每日英語跟讀 Ep.K197: 聖索菲亞大教堂見證一千五百年文明衝突
每日英語跟讀 Ep.K197: Fifteen centuries, two faiths and a contested fate for Hagia Sophia
A Turkish court on July 10 annulled a 1934 government decree that had turned Istanbul’s Hagia Sophia into a museum, opening the way for the sixth-century building to be converted back into a mosque.
President Tayyip Erdogan, whose ruling AK Party sprung from political Islam, has said the cavernous domed building should revert to being a place of Muslim worship.
Hagia Sophia is nearly 1,500 years old and served as one of the most exalted seats of Christian and then Muslim worship in the world, meaning that any change to its status will have a profound impact on followers of both faiths. It is also a UNESCO World Heritage Site.
Hagia Sophia, or “Divine Wisdom” in Greek, was completed in 537 by Byzantine emperor Justinian.

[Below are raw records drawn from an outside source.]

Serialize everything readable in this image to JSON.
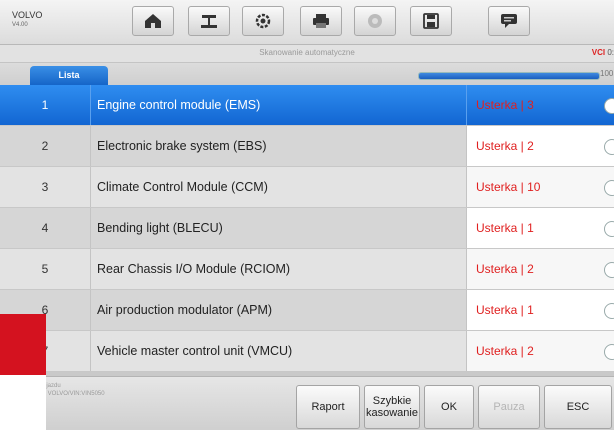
{
  "brand": {
    "name": "VOLVO",
    "sub": "V4.00"
  },
  "toolbar": {
    "buttons": [
      {
        "name": "home-button",
        "icon": "home-icon"
      },
      {
        "name": "vehicle-swap-button",
        "icon": "car-lift-icon"
      },
      {
        "name": "settings-button",
        "icon": "gear-icon"
      },
      {
        "name": "print-button",
        "icon": "printer-icon"
      },
      {
        "name": "help-button",
        "icon": "help-icon"
      },
      {
        "name": "save-button",
        "icon": "save-icon"
      },
      {
        "name": "data-logging-button",
        "icon": "chat-icon"
      }
    ]
  },
  "status": {
    "title": "Skanowanie automatyczne",
    "vci_label": "VCI",
    "vci_value": "0:"
  },
  "tab": {
    "label": "Lista"
  },
  "progress": {
    "percent": 100,
    "label": "100"
  },
  "rows": [
    {
      "num": "1",
      "name": "Engine control module (EMS)",
      "fault": "Usterka | 3",
      "selected": true
    },
    {
      "num": "2",
      "name": "Electronic brake system (EBS)",
      "fault": "Usterka | 2",
      "selected": false
    },
    {
      "num": "3",
      "name": "Climate Control Module (CCM)",
      "fault": "Usterka | 10",
      "selected": false
    },
    {
      "num": "4",
      "name": "Bending light (BLECU)",
      "fault": "Usterka | 1",
      "selected": false
    },
    {
      "num": "5",
      "name": "Rear Chassis I/O Module (RCIOM)",
      "fault": "Usterka | 2",
      "selected": false
    },
    {
      "num": "6",
      "name": "Air production modulator (APM)",
      "fault": "Usterka | 1",
      "selected": false
    },
    {
      "num": "7",
      "name": "Vehicle master control unit (VMCU)",
      "fault": "Usterka | 2",
      "selected": false
    }
  ],
  "vehicle_info": {
    "line1": "Info pojazdu",
    "line2": "Model: VOLVO/VIN:VIN5050"
  },
  "buttons": {
    "report": "Raport",
    "quick_clear": "Szybkie kasowanie",
    "ok": "OK",
    "pause": "Pauza",
    "esc": "ESC"
  },
  "colors": {
    "accent": "#1a6fd8",
    "fault": "#e02020",
    "brand_red": "#d4121f"
  }
}
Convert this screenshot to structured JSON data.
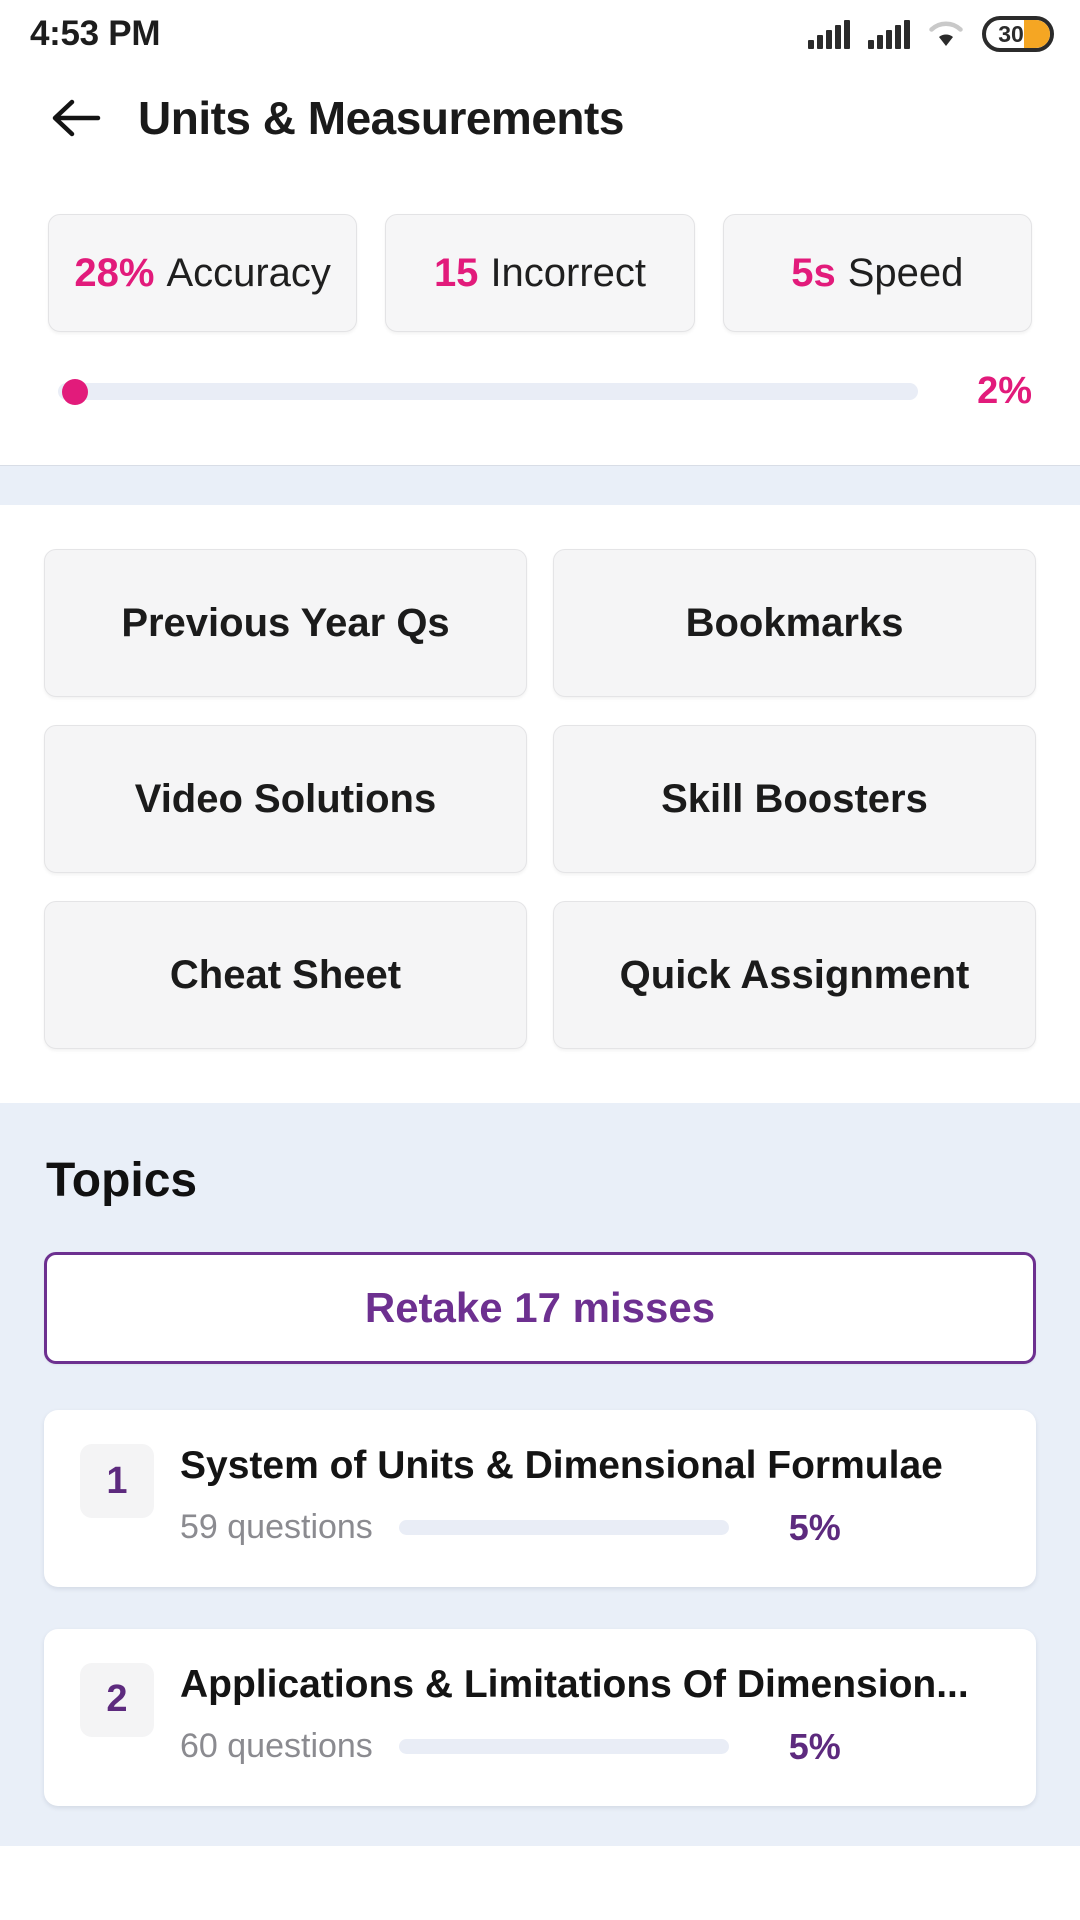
{
  "status_bar": {
    "time": "4:53 PM",
    "battery_level": "30",
    "icons": [
      "signal-icon",
      "signal-icon",
      "wifi-icon",
      "battery-icon"
    ]
  },
  "header": {
    "back_icon": "arrow-left-icon",
    "title": "Units & Measurements"
  },
  "summary": {
    "stats": [
      {
        "value": "28%",
        "label": "Accuracy"
      },
      {
        "value": "15",
        "label": "Incorrect"
      },
      {
        "value": "5s",
        "label": "Speed"
      }
    ],
    "progress": {
      "percent_label": "2%",
      "percent_value": 2
    }
  },
  "actions": [
    {
      "label": "Previous Year Qs"
    },
    {
      "label": "Bookmarks"
    },
    {
      "label": "Video Solutions"
    },
    {
      "label": "Skill Boosters"
    },
    {
      "label": "Cheat Sheet"
    },
    {
      "label": "Quick Assignment"
    }
  ],
  "topics_section": {
    "heading": "Topics",
    "retake_label": "Retake 17 misses",
    "items": [
      {
        "number": "1",
        "name": "System of Units & Dimensional Formulae",
        "questions": "59 questions",
        "percent_label": "5%",
        "percent_value": 5
      },
      {
        "number": "2",
        "name": "Applications & Limitations Of Dimension...",
        "questions": "60 questions",
        "percent_label": "5%",
        "percent_value": 5
      }
    ]
  },
  "colors": {
    "accent_pink": "#e21b7b",
    "accent_purple": "#5d2a7e",
    "section_blue": "#e9eff8",
    "card_gray": "#f5f5f6"
  }
}
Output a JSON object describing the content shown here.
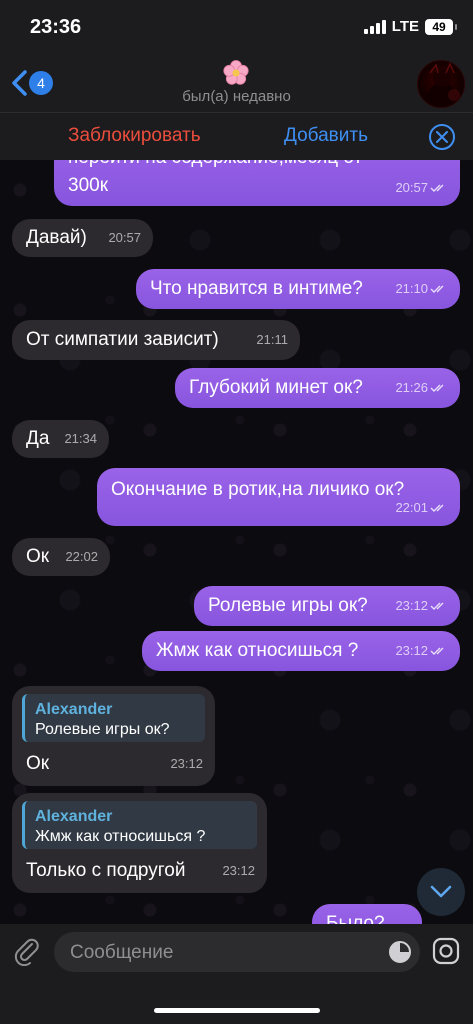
{
  "status_bar": {
    "time": "23:36",
    "network": "LTE",
    "battery": "49"
  },
  "header": {
    "back_badge": "4",
    "emoji": "🌸",
    "status": "был(а) недавно"
  },
  "actions": {
    "block_label": "Заблокировать",
    "add_label": "Добавить"
  },
  "messages": [
    {
      "dir": "out",
      "text_1": "перейти на содержание,месяц от",
      "text_2": "300к",
      "time": "20:57"
    },
    {
      "dir": "in",
      "text": "Давай)",
      "time": "20:57"
    },
    {
      "dir": "out",
      "text": "Что нравится в интиме?",
      "time": "21:10"
    },
    {
      "dir": "in",
      "text": "От симпатии зависит)",
      "time": "21:11"
    },
    {
      "dir": "out",
      "text": "Глубокий минет ок?",
      "time": "21:26"
    },
    {
      "dir": "in",
      "text": "Да",
      "time": "21:34"
    },
    {
      "dir": "out",
      "text": "Окончание в ротик,на личико ок?",
      "time": "22:01"
    },
    {
      "dir": "in",
      "text": "Ок",
      "time": "22:02"
    },
    {
      "dir": "out",
      "text": "Ролевые игры ок?",
      "time": "23:12"
    },
    {
      "dir": "out",
      "text": "Жмж как относишься ?",
      "time": "23:12"
    },
    {
      "dir": "in",
      "reply_name": "Alexander",
      "reply_text": "Ролевые игры ок?",
      "text": "Ок",
      "time": "23:12"
    },
    {
      "dir": "in",
      "reply_name": "Alexander",
      "reply_text": "Жмж как относишься ?",
      "text": "Только с подругой",
      "time": "23:12"
    },
    {
      "dir": "out",
      "text": "Было?"
    }
  ],
  "composer": {
    "placeholder": "Сообщение"
  },
  "colors": {
    "outgoing": "#9a63e8",
    "incoming": "#2c2a2e",
    "accent": "#3f8ff3",
    "danger": "#eb4d3d"
  }
}
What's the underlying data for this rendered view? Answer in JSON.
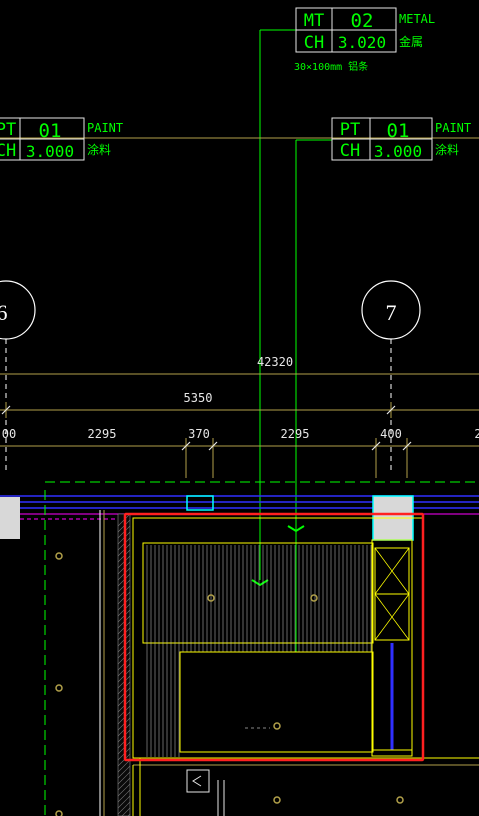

The vast structure overlooked the Golden Horn harbor and entrance to the Bosphorus from the heart of Constantinople. It was the center of Orthodox Christianity and remained the world’s largest church for centuries.
Hagia Sophia stayed under Byzantine control — except for a brief seizure by Crusaders in the 13th century — until the city was captured in 1453 by Muslim forces of the Ottoman Sultan, Mehmet the Conqueror, who converted it into a mosque.
The Ottomans built four minarets, covered Hagia Sophia’s Christian icons and luminous gold mosaics, and installed huge black panels embellished with the names of God, the prophet Mohammad and Muslim caliphs in Arabic calligraphy.
In 1934 Turkey’s first president, Mustafa Kemal Ataturk, forging a secular republic out of the defeated Ottoman Empire, converted Hagia Sophia into a museum, now visited by millions of tourists every year.
Erdogan, who has championed Islam and religious observance during his 17-year rule, supported the Hagia Sophia campaign, saying Muslims should be able to pray there again and raised the issue — which is popular with many pious AK Party-voting Turks — during local elections last year.
Turkish pollster Metropoll found that 44 percent of respondents believe Hagia Sophia was put on the agenda to divert voters’ attention from Turkey’s economic woes.
The pro-government Hurriyet newspaper reported last month that Erdogan had already ordered the status be changed, but that tourists should still be able to visit Hagia Sophia as a mosque and the issue would be handled sensitively.
Outside Turkey, the prospect of change has raised alarm.
Neighboring Greece, an overwhelmingly Orthodox country, said Turkey risked opening up a “huge emotional chasm” with Christian countries if it converts a building which was central to the Greek-speaking Byzantine empire and Orthodox church.
Pope Francis on July 12 joined an international chorus of condemnation of Turkey’s decision to convert Istanbul’s iconic Hagia Sophia landmark back into a mosque. “I think of Hagia Sophia, and I am very saddened,” Pope Francis said towards the end of his midday sermon in Saint Peter’s Square.
Turkey has criticized what it says is foreign interference. “This is a matter of national sovereignty,” Turkish Foreign Minister Mevlut Cavusoglu said. “What is important is what the Turkish people want.”
Source article: https://www.taipeitimes.com/News/lang/archives/2020/07/21/2003740253